◆ **Data shown**:
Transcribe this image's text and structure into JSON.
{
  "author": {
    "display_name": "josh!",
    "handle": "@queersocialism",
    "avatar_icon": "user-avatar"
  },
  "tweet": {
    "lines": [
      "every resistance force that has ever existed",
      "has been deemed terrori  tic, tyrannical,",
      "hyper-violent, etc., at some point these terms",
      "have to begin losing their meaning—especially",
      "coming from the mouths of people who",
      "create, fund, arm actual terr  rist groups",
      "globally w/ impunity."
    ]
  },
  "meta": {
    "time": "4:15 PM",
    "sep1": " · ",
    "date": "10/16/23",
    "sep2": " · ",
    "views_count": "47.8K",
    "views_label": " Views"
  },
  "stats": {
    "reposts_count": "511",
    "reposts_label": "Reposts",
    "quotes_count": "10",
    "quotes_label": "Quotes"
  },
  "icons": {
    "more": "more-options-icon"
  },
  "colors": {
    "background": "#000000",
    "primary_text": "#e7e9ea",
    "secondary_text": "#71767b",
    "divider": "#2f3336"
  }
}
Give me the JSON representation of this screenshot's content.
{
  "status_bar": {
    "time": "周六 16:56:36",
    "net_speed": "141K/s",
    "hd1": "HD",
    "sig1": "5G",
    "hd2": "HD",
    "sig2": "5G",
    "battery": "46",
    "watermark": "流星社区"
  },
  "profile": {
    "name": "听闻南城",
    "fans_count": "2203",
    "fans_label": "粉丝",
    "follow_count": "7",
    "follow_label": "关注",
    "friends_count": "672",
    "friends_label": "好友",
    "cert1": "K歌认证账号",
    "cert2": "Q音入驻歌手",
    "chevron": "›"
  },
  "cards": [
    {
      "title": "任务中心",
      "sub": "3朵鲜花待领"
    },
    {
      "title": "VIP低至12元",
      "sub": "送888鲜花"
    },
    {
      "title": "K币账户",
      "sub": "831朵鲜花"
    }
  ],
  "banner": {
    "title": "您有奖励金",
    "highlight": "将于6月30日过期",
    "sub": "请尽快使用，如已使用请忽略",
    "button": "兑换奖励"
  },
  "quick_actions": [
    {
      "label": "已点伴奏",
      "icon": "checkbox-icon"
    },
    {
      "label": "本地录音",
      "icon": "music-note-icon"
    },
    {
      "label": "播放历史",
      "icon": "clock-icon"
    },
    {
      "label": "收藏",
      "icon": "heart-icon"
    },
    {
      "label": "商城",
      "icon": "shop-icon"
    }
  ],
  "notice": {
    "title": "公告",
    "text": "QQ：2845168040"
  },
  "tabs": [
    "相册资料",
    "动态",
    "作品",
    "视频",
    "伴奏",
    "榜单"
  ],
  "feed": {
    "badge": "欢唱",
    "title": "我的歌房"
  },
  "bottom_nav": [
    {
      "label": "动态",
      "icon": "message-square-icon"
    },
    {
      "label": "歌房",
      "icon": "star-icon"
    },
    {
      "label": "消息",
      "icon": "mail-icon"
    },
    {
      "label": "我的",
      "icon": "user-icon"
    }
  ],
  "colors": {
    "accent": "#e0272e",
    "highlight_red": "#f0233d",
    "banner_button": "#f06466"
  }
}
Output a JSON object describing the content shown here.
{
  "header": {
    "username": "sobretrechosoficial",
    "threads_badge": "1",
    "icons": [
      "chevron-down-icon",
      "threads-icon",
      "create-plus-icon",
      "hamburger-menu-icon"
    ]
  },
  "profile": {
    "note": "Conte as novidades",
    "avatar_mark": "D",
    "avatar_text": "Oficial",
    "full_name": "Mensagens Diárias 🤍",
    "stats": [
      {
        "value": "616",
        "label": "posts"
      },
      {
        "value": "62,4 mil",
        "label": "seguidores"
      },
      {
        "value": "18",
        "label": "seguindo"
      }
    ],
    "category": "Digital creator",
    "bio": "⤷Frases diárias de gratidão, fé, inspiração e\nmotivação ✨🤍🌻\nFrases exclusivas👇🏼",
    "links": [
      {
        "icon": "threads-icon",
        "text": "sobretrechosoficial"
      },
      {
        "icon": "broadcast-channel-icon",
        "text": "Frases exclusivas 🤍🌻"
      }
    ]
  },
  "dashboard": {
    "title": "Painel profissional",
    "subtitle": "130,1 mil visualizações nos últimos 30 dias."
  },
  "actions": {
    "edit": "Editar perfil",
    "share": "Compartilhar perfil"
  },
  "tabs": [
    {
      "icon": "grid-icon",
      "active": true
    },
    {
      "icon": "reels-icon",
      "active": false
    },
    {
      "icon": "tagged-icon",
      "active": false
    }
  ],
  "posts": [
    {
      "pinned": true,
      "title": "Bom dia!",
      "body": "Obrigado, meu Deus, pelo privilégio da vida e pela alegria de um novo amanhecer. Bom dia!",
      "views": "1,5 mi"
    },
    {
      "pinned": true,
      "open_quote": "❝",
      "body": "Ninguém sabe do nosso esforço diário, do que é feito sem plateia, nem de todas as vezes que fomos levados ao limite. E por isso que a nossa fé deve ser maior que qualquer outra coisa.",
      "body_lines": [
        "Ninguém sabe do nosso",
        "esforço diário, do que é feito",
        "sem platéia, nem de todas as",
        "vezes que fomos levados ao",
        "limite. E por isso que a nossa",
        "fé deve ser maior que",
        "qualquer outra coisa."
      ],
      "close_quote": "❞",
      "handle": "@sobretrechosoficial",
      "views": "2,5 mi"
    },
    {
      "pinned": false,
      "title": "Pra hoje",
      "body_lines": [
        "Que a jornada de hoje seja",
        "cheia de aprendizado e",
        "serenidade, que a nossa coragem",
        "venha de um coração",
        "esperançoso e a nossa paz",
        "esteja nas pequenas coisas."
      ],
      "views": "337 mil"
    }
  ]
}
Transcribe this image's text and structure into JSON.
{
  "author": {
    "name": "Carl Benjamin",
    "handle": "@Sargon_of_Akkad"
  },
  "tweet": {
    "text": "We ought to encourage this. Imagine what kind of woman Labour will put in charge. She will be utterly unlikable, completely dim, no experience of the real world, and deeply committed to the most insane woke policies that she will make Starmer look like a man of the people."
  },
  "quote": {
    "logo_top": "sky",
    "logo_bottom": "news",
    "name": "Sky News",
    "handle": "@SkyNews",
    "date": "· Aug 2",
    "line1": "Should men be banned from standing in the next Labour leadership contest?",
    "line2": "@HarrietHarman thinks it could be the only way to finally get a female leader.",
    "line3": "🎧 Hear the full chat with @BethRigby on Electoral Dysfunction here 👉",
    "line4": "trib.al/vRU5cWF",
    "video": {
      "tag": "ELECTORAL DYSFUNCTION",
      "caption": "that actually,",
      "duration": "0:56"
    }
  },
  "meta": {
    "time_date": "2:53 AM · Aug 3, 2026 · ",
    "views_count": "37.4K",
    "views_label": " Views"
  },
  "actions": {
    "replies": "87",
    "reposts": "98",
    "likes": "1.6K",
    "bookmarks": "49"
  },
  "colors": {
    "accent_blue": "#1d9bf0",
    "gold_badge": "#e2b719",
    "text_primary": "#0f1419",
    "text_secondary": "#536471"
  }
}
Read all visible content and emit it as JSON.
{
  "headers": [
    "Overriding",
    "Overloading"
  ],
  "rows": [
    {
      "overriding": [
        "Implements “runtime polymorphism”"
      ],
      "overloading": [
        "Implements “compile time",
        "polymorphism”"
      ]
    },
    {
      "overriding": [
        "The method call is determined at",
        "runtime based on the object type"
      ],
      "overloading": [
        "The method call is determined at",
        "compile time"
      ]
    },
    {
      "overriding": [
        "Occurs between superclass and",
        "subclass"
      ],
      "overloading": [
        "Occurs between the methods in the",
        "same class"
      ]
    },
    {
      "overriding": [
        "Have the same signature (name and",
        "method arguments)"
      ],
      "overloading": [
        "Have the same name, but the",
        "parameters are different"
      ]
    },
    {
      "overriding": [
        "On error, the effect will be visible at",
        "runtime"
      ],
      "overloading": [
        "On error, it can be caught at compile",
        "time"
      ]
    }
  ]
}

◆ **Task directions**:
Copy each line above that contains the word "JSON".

◆ **Output below**:
Transcribe this image's text and structure into JSON.
Give me the JSON representation of this screenshot's content.
Output a JSON object describing the content shown here.
Transcribe this image's text and structure into JSON.
Read all visible content and emit it as JSON.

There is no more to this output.